Another possibility for generating electricity while boondocking is to use an inverter. An RV inverter lets you run the standard domestic devices in your RV when living off the grid. An inverter uses the RV’s 12v batteries to supply the power. Just remember not to run the air conditioner and a hair dryer while also using the Instant Pot for dinner! We used our portable inverter to charge our e-bike batteries.
Boondocking Checklist: Batteries Matter
The solar power produced by our panels is stored in the battery. The larger battery bank capacity you have, the longer you can boondock with this power source. My husband installed a second battery less than a week after we bought our motorhome. This allowed us to boondock two to three days, using our lights, fresh water pump and charging our USB-powered gadgets.
It’s easy to end up with a dead battery if you are too enthusiastic with your electrical use. We learned this the hard way as newbies to the boondocking experience. My husband was thrilled to discover the NOCO Ultrasafe Jump Starter. This handy device, about the size of a pound of butter, jumpstarts dead batteries on most gasoline vehicles. At the opposite extreme, it also recharges phones and tablets!
Boondocking Checklist: Temperature Control
When camping with full hookups, it’s easy to use electricity and run the air conditioner to regulate the temperature in your motorhome for a comfortable camping experience.
Unless you want to run your generator constantly, creative approaches to cooling are required for RV boondocking.
Here’s how we do it: When the temperature rises, open all the ceiling vents and windows for a possible cross breeze. We bought an inexpensive sunshade to cover the large front windshield of our motorhome. We actually used this to keep heat out in the summer and then used it again when temperatures dropped to keep the cold out and the heat in.
An extended awning blocks the sun from coming in your windows as well. Maxxair makes a 12 volt fan you can install in your roof vent for additional cooling power. Or go simpler yet and purchase a battery operated camping fan. We ran into some surprisingly cold weather while boondocking and were glad to have our down comforter. Some friends recommended the Little Buddy indoor safe heater that runs off of small propane tanks. They claimed it kept their motorhome toasty warm. Added safety bonus: it shuts off if it is knocked over.
Parking Lot Boondocking
Yes, RV life is best on a road trip and camping on BLM land in solitude. Often though, the ground is not as level as in a campground. That’s where these fun, Fasten 2X2 RV leveling blocks come in very handy. They look like giant LEGOs and allow you to use as many of the segments as you need to level the camper.
Sometimes though, after a long day of driving you just want to sleep to get an early start the next day. That’s where parking lot boondocking can’t be beat!
Businesses such as Walmart, Cracker Barrel and Cabelas often allow campers to use their parking lots. We always call ahead and politely ask where to park for free camping.
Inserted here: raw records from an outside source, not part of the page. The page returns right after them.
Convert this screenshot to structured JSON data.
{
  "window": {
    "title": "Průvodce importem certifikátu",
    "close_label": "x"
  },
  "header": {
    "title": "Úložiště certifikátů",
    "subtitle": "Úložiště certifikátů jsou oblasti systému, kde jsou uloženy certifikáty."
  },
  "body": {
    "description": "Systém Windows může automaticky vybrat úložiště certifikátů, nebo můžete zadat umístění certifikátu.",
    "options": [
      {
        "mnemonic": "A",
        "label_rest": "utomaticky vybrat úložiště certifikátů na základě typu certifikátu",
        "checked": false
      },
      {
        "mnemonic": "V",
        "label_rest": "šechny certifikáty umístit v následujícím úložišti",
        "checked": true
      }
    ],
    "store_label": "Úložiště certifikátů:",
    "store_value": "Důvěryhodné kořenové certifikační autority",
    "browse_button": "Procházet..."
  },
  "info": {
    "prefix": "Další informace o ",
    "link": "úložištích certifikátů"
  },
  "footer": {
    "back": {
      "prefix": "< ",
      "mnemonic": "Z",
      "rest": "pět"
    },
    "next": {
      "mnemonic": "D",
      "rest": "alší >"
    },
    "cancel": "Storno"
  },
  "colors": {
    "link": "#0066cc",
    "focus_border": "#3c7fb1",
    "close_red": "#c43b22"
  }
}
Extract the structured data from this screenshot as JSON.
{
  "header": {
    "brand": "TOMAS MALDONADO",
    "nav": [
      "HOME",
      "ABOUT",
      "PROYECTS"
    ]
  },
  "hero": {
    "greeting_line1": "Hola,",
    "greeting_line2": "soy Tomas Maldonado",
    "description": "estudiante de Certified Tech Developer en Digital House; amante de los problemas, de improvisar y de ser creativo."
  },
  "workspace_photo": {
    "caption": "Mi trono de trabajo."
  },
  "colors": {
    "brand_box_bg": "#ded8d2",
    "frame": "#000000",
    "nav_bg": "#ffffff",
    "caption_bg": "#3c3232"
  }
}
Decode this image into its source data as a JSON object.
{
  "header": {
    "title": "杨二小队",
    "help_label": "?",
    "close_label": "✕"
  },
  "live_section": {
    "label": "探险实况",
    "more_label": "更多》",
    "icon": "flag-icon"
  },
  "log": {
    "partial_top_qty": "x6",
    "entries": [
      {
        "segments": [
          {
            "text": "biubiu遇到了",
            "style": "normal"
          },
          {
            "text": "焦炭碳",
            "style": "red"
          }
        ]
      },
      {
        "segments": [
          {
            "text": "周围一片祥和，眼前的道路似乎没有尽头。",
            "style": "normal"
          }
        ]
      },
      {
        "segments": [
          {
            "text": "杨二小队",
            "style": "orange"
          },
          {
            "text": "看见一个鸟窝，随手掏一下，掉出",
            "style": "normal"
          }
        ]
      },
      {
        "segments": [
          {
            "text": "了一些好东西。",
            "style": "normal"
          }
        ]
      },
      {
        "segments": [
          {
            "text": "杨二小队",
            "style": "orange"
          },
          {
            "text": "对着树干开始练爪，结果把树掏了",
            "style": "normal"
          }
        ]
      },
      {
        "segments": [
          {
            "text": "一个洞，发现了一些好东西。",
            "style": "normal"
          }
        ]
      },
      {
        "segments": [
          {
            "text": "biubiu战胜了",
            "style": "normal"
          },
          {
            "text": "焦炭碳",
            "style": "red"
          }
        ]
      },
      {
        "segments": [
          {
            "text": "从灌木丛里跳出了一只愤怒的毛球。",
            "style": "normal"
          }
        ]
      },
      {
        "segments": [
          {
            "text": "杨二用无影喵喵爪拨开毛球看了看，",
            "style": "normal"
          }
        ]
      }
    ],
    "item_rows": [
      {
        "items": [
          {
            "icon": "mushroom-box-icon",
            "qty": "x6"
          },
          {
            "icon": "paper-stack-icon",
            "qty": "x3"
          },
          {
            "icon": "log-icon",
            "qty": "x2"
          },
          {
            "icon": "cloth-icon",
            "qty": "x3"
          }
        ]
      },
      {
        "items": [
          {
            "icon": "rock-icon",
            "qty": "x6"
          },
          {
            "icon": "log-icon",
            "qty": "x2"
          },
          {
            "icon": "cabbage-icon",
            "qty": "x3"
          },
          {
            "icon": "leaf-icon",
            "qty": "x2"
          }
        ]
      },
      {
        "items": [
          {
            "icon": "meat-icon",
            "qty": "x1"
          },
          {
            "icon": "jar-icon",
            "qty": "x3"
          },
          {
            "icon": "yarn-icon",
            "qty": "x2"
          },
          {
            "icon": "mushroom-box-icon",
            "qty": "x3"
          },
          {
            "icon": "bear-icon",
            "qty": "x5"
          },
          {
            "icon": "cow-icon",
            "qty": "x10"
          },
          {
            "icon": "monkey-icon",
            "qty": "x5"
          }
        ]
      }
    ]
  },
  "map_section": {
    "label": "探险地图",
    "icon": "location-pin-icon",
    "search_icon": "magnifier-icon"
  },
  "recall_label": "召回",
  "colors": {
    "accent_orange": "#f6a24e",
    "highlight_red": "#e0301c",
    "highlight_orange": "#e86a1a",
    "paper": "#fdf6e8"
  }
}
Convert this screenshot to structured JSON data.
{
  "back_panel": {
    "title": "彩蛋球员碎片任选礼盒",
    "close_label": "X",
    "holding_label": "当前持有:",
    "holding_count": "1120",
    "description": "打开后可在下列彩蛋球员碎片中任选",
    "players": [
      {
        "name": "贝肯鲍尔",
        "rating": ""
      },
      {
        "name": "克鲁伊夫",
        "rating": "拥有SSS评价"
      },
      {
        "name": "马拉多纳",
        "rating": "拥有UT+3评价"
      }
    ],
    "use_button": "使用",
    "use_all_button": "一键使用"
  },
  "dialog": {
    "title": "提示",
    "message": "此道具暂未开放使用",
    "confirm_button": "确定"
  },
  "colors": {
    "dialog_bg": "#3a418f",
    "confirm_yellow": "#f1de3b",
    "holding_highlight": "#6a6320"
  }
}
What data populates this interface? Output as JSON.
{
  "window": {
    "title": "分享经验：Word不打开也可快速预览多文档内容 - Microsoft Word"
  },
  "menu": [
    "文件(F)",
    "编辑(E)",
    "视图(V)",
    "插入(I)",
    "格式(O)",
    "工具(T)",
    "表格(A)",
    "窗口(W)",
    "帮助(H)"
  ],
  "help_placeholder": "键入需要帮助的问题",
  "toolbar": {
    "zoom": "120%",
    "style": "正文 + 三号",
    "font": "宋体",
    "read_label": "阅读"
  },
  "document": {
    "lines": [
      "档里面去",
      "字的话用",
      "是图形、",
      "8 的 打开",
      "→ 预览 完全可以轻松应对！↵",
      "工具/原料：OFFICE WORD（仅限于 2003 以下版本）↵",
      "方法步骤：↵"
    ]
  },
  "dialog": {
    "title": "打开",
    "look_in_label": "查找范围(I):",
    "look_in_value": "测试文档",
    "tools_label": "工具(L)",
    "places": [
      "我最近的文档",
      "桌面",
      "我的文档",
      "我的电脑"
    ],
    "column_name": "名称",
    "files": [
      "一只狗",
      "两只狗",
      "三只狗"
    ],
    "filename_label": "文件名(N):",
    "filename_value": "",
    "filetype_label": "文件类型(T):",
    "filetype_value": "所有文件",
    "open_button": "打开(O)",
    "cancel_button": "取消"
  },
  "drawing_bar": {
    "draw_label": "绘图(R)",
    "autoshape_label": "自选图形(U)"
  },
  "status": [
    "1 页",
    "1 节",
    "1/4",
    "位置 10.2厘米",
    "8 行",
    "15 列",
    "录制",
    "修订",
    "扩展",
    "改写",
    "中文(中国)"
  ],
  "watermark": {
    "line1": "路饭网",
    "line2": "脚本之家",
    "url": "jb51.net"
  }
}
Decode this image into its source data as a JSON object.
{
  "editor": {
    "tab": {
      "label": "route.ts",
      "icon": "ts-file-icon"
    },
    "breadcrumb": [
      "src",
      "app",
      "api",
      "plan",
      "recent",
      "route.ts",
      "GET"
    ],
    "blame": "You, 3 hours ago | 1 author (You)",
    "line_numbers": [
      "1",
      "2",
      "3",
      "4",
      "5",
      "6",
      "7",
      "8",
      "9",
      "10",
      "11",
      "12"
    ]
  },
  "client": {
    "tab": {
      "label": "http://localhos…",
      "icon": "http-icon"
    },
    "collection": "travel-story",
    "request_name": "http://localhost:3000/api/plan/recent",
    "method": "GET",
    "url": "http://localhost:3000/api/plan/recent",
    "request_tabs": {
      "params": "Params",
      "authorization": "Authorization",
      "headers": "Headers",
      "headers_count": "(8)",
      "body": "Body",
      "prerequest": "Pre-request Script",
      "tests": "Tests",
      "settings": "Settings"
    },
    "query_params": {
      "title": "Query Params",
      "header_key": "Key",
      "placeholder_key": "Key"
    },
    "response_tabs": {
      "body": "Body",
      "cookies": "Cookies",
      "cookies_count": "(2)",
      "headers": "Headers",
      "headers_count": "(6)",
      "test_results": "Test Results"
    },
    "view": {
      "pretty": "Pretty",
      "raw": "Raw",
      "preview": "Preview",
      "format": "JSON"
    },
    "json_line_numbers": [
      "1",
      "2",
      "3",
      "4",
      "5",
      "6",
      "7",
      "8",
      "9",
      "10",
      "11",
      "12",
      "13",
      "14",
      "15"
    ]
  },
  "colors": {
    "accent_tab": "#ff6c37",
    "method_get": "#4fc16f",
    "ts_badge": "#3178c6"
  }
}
So far we’ve never been refused.
One of my favorite memories is parking behind a Walmart on Thanksgiving and serving a complete Thanksgiving meal to my daughter and son-in law. We were plenty cozy inside, eating until we all were stuffed. (Because that’s what you do on Thanksgiving.)
A variation on parking lot parking is affectionately known as “Moochdocking.” Simply ask family or friends if you can park your motorhome or travel trailer in their driveway. That’s one way to enjoy the boondocking experience!
Whether boondocking on a deserted piece of BLM land, or a crowded Walmart parking lot, keep thinking “conservation.” Conserve your water, power and blackwater dumping needs. You’ll experience a whole new type of free camping that still creates positive memories.